### Exercise instructions
All lines in the material below that contain "this" should be located and copied.

### Data provided
▶
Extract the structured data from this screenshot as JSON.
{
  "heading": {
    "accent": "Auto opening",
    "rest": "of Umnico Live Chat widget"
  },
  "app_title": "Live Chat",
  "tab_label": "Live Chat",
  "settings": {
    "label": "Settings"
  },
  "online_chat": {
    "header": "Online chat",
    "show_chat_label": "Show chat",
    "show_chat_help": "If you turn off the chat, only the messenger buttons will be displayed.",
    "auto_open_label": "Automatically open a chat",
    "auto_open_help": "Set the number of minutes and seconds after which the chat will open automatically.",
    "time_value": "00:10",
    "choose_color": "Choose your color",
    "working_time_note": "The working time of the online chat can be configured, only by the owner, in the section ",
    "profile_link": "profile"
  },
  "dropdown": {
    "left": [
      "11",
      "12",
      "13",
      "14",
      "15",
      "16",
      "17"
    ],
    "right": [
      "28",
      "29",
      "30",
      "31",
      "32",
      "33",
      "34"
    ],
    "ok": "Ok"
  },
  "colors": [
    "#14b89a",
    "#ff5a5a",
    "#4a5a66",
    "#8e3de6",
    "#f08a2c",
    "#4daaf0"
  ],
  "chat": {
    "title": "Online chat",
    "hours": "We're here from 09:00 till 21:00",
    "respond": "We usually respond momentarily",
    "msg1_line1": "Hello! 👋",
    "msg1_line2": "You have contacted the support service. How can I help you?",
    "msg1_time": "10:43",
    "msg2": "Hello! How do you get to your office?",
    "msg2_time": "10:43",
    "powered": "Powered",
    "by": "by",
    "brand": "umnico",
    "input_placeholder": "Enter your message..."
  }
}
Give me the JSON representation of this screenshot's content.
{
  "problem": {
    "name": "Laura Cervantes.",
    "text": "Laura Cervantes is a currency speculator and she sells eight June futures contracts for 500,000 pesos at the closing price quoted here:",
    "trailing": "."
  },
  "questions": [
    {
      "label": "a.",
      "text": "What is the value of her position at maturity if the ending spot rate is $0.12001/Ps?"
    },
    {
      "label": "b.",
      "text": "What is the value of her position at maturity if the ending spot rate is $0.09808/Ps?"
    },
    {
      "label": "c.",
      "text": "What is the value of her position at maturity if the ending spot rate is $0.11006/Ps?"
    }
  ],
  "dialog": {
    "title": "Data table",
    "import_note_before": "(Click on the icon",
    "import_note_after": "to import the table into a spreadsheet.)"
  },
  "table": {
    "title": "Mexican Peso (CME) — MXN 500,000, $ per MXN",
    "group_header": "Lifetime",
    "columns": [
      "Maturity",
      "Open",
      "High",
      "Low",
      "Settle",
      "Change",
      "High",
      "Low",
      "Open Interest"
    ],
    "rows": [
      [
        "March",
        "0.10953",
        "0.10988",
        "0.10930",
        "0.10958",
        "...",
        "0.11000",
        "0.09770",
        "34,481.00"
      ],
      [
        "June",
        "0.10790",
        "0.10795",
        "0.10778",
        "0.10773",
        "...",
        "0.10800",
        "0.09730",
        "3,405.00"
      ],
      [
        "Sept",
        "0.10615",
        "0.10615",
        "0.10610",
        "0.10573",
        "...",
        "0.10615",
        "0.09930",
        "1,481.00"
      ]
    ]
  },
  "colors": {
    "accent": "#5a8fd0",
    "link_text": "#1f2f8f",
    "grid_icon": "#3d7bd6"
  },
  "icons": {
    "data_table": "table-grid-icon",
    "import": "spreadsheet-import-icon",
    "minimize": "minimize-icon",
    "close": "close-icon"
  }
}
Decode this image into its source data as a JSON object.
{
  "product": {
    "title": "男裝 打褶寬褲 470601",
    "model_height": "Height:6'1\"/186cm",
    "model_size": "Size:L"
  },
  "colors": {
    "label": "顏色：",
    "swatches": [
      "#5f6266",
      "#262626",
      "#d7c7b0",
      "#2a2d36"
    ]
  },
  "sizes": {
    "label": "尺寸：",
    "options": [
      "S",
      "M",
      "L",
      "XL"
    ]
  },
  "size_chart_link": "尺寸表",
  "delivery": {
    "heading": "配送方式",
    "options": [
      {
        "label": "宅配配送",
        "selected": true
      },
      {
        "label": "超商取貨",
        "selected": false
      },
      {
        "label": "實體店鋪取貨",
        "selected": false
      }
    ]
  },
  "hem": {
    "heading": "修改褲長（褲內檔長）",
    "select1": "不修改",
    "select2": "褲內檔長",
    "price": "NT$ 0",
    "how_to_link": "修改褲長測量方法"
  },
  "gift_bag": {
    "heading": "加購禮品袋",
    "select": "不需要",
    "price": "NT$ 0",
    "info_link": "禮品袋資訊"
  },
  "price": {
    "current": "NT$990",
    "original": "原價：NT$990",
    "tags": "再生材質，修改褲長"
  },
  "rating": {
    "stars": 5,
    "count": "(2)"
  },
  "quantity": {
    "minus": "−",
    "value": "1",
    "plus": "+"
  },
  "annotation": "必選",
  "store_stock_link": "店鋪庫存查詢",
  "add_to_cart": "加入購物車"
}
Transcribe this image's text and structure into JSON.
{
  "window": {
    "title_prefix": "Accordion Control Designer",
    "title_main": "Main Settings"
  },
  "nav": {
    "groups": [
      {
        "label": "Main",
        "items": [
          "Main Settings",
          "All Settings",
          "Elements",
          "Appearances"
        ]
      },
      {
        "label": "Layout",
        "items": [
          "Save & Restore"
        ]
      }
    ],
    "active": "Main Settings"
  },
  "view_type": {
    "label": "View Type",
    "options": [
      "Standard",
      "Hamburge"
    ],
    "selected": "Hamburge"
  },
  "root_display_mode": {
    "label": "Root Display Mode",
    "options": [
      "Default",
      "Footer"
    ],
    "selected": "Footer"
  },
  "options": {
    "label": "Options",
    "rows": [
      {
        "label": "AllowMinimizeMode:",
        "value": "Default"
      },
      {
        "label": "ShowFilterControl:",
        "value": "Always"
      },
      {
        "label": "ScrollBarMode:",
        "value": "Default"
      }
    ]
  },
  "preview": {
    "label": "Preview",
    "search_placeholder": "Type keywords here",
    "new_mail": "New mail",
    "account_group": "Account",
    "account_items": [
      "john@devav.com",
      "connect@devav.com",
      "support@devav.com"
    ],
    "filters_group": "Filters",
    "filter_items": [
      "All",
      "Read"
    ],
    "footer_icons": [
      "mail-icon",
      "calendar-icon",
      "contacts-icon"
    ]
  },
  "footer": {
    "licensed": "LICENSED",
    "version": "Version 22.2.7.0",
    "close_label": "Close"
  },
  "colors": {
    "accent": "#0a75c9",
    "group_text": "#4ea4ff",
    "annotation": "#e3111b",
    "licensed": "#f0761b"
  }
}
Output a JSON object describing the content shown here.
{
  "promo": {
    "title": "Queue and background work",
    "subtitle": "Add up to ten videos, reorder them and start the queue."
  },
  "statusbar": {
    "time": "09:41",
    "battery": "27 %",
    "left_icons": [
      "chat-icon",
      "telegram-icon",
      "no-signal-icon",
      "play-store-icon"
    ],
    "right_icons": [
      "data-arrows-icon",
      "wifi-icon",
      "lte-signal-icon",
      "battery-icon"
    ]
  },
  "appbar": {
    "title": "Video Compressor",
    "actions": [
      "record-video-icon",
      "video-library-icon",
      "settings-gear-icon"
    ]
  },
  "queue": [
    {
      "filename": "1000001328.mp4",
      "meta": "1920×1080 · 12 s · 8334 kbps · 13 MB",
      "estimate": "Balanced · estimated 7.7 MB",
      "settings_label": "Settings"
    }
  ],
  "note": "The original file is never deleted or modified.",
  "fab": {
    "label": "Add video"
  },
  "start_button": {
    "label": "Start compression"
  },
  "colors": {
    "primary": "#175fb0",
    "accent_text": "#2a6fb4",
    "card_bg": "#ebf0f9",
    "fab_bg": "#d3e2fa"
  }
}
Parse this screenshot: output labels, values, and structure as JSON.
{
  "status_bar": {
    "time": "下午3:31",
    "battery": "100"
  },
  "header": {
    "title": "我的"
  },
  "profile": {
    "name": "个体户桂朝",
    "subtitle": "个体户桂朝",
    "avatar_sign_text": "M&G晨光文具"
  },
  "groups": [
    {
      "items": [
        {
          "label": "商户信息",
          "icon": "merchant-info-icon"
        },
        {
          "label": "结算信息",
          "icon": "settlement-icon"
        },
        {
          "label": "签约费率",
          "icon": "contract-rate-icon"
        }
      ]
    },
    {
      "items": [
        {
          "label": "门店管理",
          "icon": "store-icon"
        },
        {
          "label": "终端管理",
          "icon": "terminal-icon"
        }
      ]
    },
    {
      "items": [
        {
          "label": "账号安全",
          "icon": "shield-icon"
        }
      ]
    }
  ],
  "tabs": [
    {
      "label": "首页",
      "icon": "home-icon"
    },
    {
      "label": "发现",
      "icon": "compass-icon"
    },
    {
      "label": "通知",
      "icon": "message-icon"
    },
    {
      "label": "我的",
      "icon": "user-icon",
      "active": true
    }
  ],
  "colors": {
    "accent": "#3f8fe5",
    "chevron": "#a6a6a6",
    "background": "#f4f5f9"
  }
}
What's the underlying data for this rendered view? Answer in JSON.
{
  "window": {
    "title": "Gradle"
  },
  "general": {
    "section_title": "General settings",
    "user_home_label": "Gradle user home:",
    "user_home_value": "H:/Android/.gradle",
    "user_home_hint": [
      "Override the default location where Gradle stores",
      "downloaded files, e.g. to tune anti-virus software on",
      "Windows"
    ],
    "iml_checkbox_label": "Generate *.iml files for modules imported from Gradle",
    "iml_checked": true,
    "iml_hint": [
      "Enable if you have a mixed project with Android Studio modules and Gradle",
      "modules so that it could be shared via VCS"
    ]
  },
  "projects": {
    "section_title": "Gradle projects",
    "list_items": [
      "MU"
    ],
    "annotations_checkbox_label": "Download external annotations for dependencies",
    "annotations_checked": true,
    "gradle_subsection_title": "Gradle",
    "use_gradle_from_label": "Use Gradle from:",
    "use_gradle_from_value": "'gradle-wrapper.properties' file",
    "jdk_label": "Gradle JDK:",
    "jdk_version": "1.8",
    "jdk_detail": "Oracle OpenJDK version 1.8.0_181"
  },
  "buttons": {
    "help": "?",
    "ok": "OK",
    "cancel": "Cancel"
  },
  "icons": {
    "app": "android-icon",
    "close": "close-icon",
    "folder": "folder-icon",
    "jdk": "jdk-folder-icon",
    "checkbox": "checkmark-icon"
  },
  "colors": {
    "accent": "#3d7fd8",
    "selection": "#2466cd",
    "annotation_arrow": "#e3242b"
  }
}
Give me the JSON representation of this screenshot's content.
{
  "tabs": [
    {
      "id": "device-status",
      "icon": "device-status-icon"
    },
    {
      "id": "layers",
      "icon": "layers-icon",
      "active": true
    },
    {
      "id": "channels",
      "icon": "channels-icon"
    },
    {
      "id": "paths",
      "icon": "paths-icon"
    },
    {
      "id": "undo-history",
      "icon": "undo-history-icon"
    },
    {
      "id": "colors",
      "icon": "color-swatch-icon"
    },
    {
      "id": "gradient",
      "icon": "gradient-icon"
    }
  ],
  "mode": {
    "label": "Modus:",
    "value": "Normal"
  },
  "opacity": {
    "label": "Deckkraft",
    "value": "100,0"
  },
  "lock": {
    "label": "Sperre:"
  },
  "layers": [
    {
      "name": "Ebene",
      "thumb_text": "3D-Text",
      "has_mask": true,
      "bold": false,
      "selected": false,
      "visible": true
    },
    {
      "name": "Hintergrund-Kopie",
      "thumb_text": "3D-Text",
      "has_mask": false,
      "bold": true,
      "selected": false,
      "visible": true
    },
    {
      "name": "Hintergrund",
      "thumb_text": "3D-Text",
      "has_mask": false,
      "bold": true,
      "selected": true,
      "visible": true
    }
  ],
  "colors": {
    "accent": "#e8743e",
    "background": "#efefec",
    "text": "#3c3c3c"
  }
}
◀
### Exercise solution
Extract the structured data from this screenshot as JSON.
Give me the JSON representation of this screenshot's content.
Decode this image into its source data as a JSON object.
Transcribe this image's text and structure into JSON.
Parse this screenshot: output labels, values, and structure as JSON.
What's the underlying data for this rendered view? Answer in JSON.
Give me the JSON representation of this screenshot's content.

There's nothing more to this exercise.